Javanese cats are another hypoallergenic cat breed with a longer coat. Because of this, they need consistent grooming to prevent their fur from matting. These vocal kitties are playful, smart, and love being around people—so much so, that they might seem a bit demanding for pet parents looking for a more independent cat.
The Balinese is a long-haired breed closely related to the Siamese. As another affectionate cat breed, the Balinese is a great fit for all kinds of families, including those with children. They are also smart kitties and can be trained to do tricks.
10. Oriental Shorthair
Oriental Shorthair cats have a sleek and elegant appearance. Along with being a good cat for allergies, they require only minimal grooming because of their short coat. Bringing home an Oriental Shorthair gives you the perfect combination of intelligence and playfulness. Known for their activity and curiosity, they can be fun companions, love being around people, and have a distinct meow that sounds like a cute goose honk.
The short-haired Burmese is another hypoallergenic cat breed that doesn’t need much grooming. They’re affectionate, smart, and high-energy—meaning they need lots of playtime and exercise.
Tips for Adopting a Hypoallergenic Cat
Do Your Research
If you’re looking for a “hypoallergenic” cat, you need to do your research to find the right fit. Getting to know the cat in person is crucial before bringing them home. By doing this, you can determine if the breed triggers your allergies and how you react.
Talk With Your Allergy Specialist
Consulting with an allergy specialist to determine the severity of your symptoms can be helpful before you bring home a new cat. They might also provide medication recommendations that can ease your symptoms.
Keep Your Home Clean
Regular cats shed a lot of hair and dander, which can accumulate on furniture, carpets, and clothing. In addition to being difficult to clean, this can exacerbate allergy symptoms. It’s easier to keep the house clean when you have a hypoallergenic cat, as they shed less and produce less dander. That said, it’s just as important to keep up with cleaning up any fur that falls from hypoallergenic cats, to keep your sniffles to a minimum.
Talk With Your Veterinarian
In addition to choosing a “hypoallergenic” cat breed, there’s an innovated cat food line (Purina® Pro Plan® LIVECLEAR) that’s formulated to significantly reduce the major allergens in the hair, dandruff, and saliva of cats. Your veterinarian can help you determine if this diet would be a good fit for you and your cat.

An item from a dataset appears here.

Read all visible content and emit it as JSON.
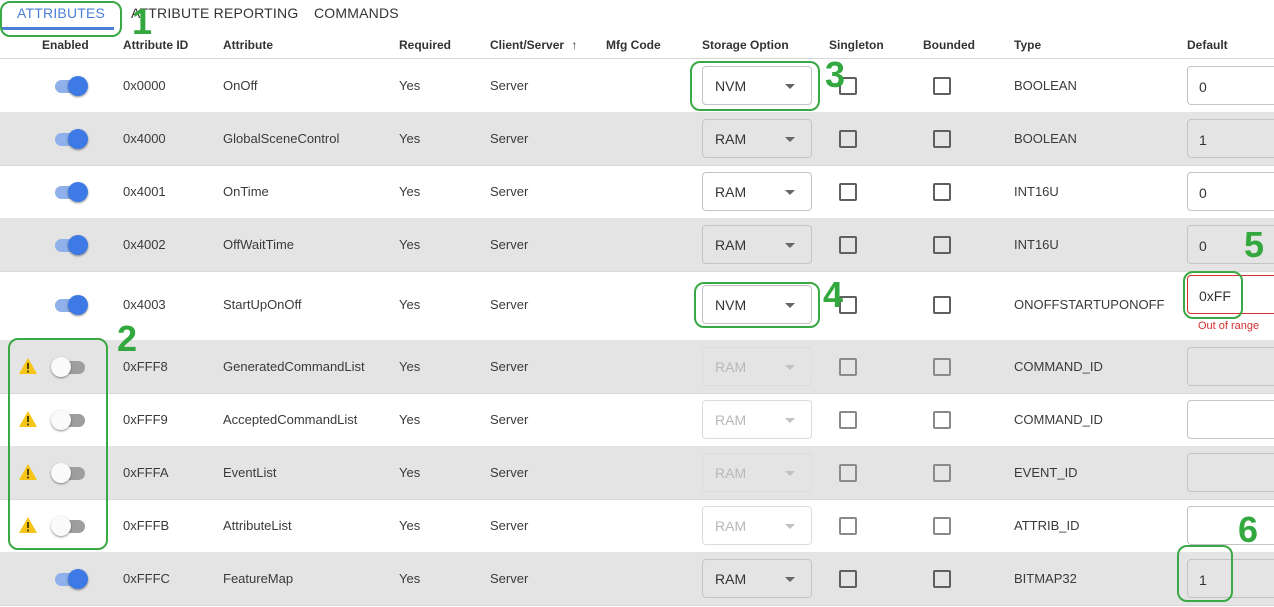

Featured Image: Adobe/nenetus
Help us make PetMD better
Was this article helpful?